What began as a radio show to keep women in the know has become a popular weekly talk show on Facebook Live for Birmingham’s Clarissa Lester-Kenty.
Her show, The Ladiez Room, airs on Excel Radio and began initially for women to discuss local and national issues.
“Sometimes [being a mom, being a wife] we have a tendency to be aloof to what’s going on around us,” Kenty said. “We’re not aware of what’s taking place in DC, we’re not aware of what’s taking place in the Congress, in the state. We’re not aware of things taking place locally and nationally because we’re so busy taking care of other things in our own lives.”
Kenty, 48, a Miles College graduate and 1990 Miss Black USA pageant winner, has a background in mass communication and broadcast. “I have a lot of experience in voice overs and voice work,” she said. “I used to do voice overs for commercials.”
When it came to going live on Facebook Kenty wanted to make sure she did it the right way. “I didn’t want to be in a car or doing it as a selfie,” she said.
She had the right equipment, a microphone, videographers and proper lighting. Her first show, on Oct. 3, 2016, centered on the Birmingham Police Department.
“We wanted to know their viewpoint, going out on the beat with people who don’t trust you to protect them.”
Kenty, 48, received a lot of requests about doing more live videos and began going to more events and programs. Those events included the annual anniversary of the crossing of the Edmund Pettus Bridge in Selma, a visit to Morris Brown College, the Historically Black College and Universities in Atlanta, and talking with the cast of BET’s original series, The Quad. Her team now averages 2,000 viewers for their shows.
“It morphed into something and people started reaching out to us,” Kenty said. “There are people now in different states who listen in. The status of the show outgrew us. We have interns who really help. We have people from University of Alabama, UAB and Miles College. We couldn’t run it without them. They do video, social media, marketing, editing. They are amazing help.”
TLR has also had its share of celebrities “step inside the Ladiez Room.”
“We’ve had [comedians] Faizon Love, Sinbad, Earthquake, [radio personality] Tom Joyner and R&B group After 7” all within 14 months, she said. The next step is to use YouTube to grow the market, Kenty said.

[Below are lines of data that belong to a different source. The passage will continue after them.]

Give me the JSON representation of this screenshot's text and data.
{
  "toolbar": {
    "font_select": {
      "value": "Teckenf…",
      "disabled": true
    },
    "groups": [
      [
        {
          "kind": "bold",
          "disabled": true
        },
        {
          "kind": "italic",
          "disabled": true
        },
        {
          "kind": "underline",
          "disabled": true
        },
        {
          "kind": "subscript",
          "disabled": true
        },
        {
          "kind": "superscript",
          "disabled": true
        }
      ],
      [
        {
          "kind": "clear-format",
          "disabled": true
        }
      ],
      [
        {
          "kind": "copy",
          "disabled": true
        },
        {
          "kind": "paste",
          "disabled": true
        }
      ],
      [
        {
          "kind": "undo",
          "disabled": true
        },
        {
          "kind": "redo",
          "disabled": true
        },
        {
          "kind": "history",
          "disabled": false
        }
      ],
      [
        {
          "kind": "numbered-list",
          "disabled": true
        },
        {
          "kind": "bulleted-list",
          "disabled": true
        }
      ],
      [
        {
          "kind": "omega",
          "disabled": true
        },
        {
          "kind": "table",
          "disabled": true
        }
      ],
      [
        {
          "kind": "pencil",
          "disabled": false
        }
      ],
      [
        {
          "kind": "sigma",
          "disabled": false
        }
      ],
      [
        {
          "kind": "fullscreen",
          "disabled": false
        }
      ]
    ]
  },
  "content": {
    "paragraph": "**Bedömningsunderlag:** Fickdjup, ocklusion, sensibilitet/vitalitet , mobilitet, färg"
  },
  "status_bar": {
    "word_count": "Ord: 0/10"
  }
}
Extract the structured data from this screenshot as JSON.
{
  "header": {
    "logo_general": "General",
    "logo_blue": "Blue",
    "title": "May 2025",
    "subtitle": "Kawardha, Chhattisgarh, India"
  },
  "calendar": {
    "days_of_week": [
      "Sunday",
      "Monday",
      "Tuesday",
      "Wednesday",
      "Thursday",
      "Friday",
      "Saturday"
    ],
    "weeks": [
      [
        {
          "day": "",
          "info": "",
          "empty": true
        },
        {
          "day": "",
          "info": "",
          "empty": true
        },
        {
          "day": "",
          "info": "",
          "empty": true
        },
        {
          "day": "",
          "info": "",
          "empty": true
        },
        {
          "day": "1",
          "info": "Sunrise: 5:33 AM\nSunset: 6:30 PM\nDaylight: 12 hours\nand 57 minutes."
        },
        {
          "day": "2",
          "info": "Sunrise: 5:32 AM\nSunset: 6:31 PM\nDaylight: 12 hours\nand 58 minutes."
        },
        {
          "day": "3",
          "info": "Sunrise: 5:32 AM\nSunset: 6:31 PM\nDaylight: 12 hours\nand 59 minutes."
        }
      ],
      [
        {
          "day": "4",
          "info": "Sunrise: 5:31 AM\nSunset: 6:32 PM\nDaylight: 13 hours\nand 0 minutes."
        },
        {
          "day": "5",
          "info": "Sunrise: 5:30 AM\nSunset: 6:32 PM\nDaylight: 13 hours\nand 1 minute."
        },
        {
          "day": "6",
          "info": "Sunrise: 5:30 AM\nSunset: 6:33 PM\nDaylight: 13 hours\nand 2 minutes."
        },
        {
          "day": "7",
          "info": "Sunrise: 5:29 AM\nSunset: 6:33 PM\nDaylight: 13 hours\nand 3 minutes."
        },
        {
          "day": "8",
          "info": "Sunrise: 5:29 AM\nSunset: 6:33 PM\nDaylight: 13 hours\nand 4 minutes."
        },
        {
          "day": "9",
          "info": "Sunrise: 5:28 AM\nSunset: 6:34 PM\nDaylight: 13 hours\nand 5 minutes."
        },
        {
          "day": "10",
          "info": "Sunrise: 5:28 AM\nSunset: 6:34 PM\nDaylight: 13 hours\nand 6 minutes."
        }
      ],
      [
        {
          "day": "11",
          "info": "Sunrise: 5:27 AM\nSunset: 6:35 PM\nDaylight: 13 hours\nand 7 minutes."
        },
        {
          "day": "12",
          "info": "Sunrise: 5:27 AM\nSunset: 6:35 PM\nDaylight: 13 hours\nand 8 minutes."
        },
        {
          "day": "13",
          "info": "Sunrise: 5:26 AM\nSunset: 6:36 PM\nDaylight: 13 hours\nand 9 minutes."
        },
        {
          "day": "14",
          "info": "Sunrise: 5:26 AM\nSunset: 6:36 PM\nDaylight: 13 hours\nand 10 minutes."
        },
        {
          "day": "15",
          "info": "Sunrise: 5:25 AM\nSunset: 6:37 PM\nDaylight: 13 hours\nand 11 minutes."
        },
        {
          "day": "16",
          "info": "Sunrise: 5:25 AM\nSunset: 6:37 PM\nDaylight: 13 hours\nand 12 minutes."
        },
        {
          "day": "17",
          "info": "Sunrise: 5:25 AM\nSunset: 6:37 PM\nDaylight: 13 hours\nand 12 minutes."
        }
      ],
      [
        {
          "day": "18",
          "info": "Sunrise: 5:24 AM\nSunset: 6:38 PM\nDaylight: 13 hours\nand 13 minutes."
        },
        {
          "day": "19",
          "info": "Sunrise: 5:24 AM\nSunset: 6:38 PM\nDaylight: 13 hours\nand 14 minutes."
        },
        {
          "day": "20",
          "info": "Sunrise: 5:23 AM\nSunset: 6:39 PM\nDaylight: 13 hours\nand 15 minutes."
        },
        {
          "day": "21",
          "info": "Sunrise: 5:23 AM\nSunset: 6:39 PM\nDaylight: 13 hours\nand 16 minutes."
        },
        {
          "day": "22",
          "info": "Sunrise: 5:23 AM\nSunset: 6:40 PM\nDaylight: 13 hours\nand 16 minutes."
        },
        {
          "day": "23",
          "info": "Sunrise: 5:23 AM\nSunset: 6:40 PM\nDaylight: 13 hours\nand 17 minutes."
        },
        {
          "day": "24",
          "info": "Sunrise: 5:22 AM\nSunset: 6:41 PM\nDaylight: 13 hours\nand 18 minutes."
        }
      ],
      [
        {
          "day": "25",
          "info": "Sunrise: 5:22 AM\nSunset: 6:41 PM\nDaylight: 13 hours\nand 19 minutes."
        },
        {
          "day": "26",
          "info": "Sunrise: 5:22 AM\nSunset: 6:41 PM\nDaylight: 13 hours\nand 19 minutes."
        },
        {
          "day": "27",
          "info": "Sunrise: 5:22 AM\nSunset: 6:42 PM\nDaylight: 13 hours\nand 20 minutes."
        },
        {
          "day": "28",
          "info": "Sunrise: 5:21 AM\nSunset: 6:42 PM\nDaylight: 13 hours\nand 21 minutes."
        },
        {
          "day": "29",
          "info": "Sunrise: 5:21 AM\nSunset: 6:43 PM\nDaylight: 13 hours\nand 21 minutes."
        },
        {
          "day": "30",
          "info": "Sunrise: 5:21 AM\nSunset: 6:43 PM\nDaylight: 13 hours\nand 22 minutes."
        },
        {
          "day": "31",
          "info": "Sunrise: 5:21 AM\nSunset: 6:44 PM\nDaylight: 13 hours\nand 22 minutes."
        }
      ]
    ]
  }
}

The show has not lost its focus on local and national issues. TLR has a weekly segment, Eyez on D.C., where a political analyst talks about Capitol Hill.
“My goal is to . . . educate people on what’s going on early enough so they can contact their local congressman, senators to voice their opinion. You need to utilize the people you put in the office.”
Another segment, “Strutting in the Kitchen”, has local chefs, and wellness coaches talk about living a healthy life.
All of this is in addition to her business, Divine Images Finishing Institute, LLC which consults and helps small businesses with their branding and marketing.
Kenty, originally from Spartanburg, South Carolina, first started in radio at 17 years old when she was a contestant in the 1990 Miss Black USA pageant after graduating from high school, and went on a radio show with her fellow contestants to do voiceover work.
“The program director said, ‘hey I need to talk to you afterwards,’” she said. “He said, ‘you have something, and I need you to come back and do an interview.’ I was 17, so I was like, ‘what?’ I came back and they hired me. They trained me how to speak on the radio. I would fill in for people and do voiceovers for commercials. Out of that I was able to host a [television] talk show for years for teenagers, called Synergy. It became well-known in the upstate part of South Carolina.”
Kenty first entered beauty pageants to help make money so she could go to school. Her parents could not afford to send her to college, and she considered herself an average student.
“I just wanted to get out,” she said. “I knew I couldn’t get an academic or athletic scholarship. I thought about what I could do. I could sing, I could speak well, I had great posture and poise, so I said ‘let me try this pageant thing and see what happens.’”
Kenty would do pageants and some she would win, but whatever money she received, she put towards college.
“I had a mentor at the time, who passed away the year I won,” she said. “I had to go to her etiquette school every single day for a year. I was trained by the best. She called the national organization and said ‘I have this girl who is going to take the crown.’ She worked hard to get me there.”
That year the pageant was set in Birmingham and the prize was a partial scholarship for the winner.
“After I won, the Miles College president changed the scholarship from partial to a full ride,” she said.
After met her husband, Ernest, at Miles and they had three children, two sons in college and a daughter in middle school daughter – Ernest Josiah, 20; Matthew Payton, 18; Taylore Rae, 13. They now live in Birmingham.
“Communications has always been a part of me,”Kenty said. “After getting married and having children, I slowed down, but I still did voiceovers. I was still in the game, but not how I would have liked to be. Since that time technology has changed.”
“I don’t have to be at a local television station to do a show,” said Kenty, who has a studio in her house. “I can do what they do, and just as good.”